[Opening Dataset records section]

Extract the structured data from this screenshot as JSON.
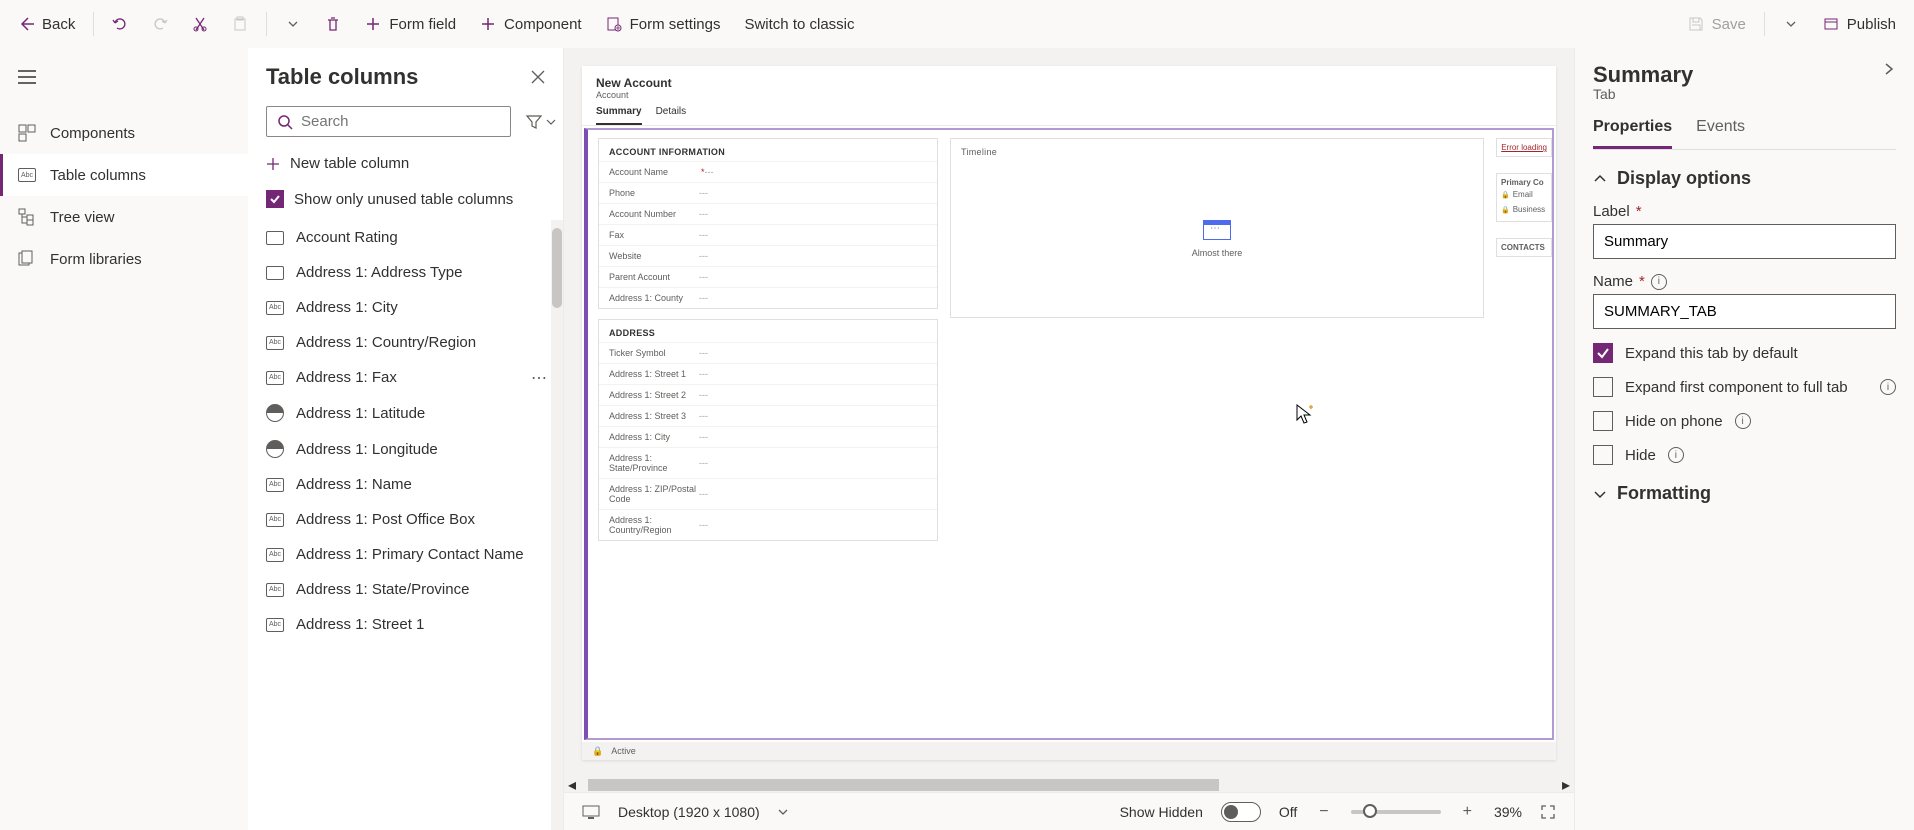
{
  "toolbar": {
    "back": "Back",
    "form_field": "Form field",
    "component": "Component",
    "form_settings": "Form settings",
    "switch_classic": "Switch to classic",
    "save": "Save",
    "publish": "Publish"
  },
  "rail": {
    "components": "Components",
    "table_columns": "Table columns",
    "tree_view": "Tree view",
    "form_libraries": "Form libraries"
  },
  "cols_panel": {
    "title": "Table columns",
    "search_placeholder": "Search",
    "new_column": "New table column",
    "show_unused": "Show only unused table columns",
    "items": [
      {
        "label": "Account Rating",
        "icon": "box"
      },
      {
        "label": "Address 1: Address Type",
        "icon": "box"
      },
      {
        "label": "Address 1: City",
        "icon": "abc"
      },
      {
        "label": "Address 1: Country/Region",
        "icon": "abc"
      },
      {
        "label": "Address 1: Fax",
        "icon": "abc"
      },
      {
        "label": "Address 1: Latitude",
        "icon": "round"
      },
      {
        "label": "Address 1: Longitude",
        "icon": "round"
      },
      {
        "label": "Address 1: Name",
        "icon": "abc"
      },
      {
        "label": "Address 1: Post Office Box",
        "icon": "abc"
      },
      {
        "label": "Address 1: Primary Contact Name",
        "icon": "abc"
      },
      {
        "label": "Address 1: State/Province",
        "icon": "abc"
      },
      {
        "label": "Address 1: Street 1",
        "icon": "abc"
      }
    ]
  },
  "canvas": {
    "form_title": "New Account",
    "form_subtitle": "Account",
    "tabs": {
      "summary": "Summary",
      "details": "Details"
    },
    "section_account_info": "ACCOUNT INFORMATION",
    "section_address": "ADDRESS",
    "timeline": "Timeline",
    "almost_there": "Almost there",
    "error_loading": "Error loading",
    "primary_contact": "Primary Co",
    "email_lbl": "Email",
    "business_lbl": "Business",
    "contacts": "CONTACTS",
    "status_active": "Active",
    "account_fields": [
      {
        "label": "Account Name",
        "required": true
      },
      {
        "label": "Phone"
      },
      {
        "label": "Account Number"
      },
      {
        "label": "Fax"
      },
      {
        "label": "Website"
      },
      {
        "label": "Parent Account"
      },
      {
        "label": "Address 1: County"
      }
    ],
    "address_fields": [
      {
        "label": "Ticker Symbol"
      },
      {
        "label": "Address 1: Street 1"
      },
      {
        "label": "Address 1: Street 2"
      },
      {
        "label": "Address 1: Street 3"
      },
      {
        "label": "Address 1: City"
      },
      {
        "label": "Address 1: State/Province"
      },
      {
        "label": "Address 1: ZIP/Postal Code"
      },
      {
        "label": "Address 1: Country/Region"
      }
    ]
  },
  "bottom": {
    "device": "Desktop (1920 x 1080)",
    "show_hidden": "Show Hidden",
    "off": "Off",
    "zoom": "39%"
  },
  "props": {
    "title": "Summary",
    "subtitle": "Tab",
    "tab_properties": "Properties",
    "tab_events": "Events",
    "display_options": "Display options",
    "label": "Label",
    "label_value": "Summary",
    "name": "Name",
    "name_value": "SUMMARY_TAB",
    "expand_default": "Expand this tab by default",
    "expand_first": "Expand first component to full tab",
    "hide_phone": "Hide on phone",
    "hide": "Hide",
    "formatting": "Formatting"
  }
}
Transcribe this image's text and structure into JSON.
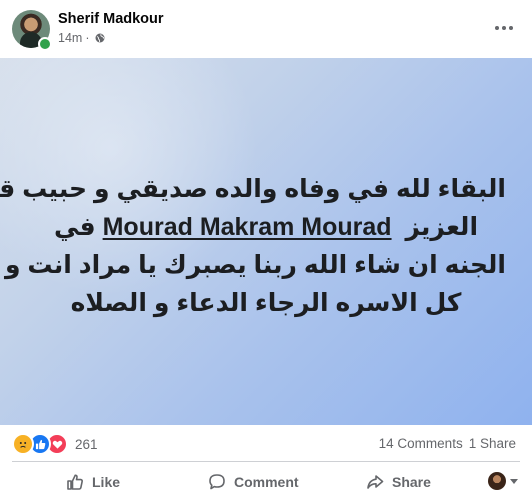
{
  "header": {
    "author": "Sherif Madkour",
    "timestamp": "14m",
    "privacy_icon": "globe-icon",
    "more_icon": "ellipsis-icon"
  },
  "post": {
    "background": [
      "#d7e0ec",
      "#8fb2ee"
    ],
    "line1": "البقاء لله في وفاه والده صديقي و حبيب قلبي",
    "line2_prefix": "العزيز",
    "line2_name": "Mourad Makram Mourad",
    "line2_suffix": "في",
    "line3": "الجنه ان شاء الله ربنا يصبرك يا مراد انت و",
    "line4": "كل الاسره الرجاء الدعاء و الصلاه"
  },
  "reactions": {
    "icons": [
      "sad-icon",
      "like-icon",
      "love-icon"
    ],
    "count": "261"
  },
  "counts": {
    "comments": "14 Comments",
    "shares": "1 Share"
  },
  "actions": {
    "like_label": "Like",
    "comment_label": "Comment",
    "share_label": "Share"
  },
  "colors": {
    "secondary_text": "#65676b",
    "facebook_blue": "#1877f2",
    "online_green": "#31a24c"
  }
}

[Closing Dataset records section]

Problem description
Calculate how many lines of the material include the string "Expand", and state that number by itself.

Task output
2